Genevieve, the gamin-like French singer and comedian whose fractured English enchanted American TV viewers on Jack Paar's "Tonight Show" in the late 1950s and early '60s, has died. She was 83.
The Paris-born chanteuse, who lived for many years in East Hampton, N.Y., died Sunday of complications of a stroke at her home in Venice, Calif., said her stepson, Tony Mills.
Discovered by an American agent at Chez Genevieve, her Montmartre cafe where she not only did the cooking but entertained customers with her singing, Genevieve arrived in New York City in the spring of 1954.
Six months later, Genevieve (pronounced john-vee-EV) was headlining at the Plaza Hotel's Persian Room.
Her change in fortune primarily came as the result of one appearance on the "Blue Angel" summer TV showcase of her future son-in-law, Orson Bean. Her singing prompted critics to hail her as a female Maurice Chevalier and possible heiress to Edith Piaf's crown.
But it wasn't until she became a regular on the "Tonight Show" in 1957 that the singer with the large, liquid brown eyes and short, reddish-brown hair became a household name.

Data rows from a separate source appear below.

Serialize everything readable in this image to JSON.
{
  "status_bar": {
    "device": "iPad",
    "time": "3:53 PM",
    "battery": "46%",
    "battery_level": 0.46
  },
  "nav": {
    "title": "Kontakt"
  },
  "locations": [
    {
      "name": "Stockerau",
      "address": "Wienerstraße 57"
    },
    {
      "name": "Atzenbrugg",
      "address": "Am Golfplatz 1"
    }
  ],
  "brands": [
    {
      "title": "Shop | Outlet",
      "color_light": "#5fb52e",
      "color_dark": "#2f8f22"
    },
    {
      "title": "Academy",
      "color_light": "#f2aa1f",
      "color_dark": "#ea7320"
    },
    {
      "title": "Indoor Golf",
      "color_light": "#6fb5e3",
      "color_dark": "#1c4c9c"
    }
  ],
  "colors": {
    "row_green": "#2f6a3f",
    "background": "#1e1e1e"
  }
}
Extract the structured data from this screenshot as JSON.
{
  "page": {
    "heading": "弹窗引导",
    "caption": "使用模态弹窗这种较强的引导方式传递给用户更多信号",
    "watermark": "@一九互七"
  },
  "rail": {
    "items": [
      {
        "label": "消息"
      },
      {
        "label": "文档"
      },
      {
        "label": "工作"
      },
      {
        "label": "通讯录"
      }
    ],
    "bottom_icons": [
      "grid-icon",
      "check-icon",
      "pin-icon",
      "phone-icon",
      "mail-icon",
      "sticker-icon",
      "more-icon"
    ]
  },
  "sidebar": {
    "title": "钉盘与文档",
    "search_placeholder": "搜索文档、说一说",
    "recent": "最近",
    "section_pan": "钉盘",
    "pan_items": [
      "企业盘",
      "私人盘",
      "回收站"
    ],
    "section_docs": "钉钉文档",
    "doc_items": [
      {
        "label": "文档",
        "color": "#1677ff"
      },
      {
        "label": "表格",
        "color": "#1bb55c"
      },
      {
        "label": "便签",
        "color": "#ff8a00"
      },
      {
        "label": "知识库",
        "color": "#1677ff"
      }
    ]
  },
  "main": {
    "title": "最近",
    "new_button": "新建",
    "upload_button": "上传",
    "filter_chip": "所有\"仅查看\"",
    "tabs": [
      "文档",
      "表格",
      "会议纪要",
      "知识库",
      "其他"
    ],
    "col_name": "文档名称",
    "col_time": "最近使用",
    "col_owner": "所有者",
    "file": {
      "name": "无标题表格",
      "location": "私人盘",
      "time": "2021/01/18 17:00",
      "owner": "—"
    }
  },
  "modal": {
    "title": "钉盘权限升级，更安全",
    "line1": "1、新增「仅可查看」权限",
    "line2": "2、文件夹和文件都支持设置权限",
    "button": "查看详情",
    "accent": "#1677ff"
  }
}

Her on-air mixture of gaiety and innocence captivated Paar's 8 million viewers. But she had no idea she had a natural flair for comedy until a few weeks after her Paar show debut, when she showed up ill with a high fever to sing one night.
"I didn't know that I could call in and say I was sick," she recalled in a 1975 interview with The Times. "So I went in and started to sing and was so sick I forget half the words. Nobody really knows it, except me and the musicians, not even Jack. But I went backstage and started to cry. I knew I was going to be thrown out."
During the commercial break, "Someone told Jack that the French girl was crying. He came back. I couldn't speak English, and he didn't speak French. So he speak loud, and slow. 'What's ... the ... matter? You ... cry?' he ask me. I point to my head and say, 'Hot.' So he brings me onstage to talk and gives me a big cup of hot rum and honey."
She giggled. "You weren't supposed to drink alcohol on the air, so he tells the audience it's tea. But I was ha-ha-ha by the end of the show -- loaded. "
The more she drank, the funnier she became -- and the more the audience laughed.
Paar knew a good thing when he saw it, and on her subsequent appearances he had her sing less and talk more.
"Jack Paar just fell in love with her because her English was so bad, but it was cute," Mills said. "He'd actually have her read baseball scores, and everybody thought that was just hysterical.
"She was just sort of a bigger-than-life French pixie. That was basically her personality. She was this very adorable, cute French personality."
On one Paar show, Genevieve chopped off the long hair of stripper Gypsy Rose Lee, who thought Genevieve was only kidding when she offered to give her a haircut.
"When she sees the hair going down on the floor ... she was furious," Genevieve recalled in 1975. "But, cherie, she was lovely. After that, she keep her hair short all her life until she died."
Mills said his stepmother toured in Cole Porter's "Can-Can" and other stock productions, and "worked the big rooms" in New York City when she wasn't appearing with Paar and, later, on "The Merv Griffin Show." She also toured with a one-woman show, "An Evening with Genevieve."
She was born Ginette Marguerite Auger, but became Genevieve when the priest at her baptism told her parents that Ginette was the diminutive for Genevieve and that the church required that an infant's given name include that of a saint.
With $4,000 from her father, a prosperous construction contractor, she opened Chez Genevieve in 1949. After firing her chef for stealing from her and showing up for work drunk, she took over the cooking and, at the urging of her friends, began singing to her customers.
In 1960, she married television producer Ted Mills, whom she had met four years earlier when she appeared in the NBC special "Maurice Chevalier's Paris." Her husband died last August.
Genevieve, who retired from show business in the late '60s, never really lost her endearing French accent.
"Her accent became so much a part of her, she never really improved it," Mills said.
In addition to her stepson, an Oakland resident, Genevieve is survived by her two stepdaughters, Hilary Mills Loomis, of New York City, and Alley Mills Bean, of Venice; and three step-grandchildren.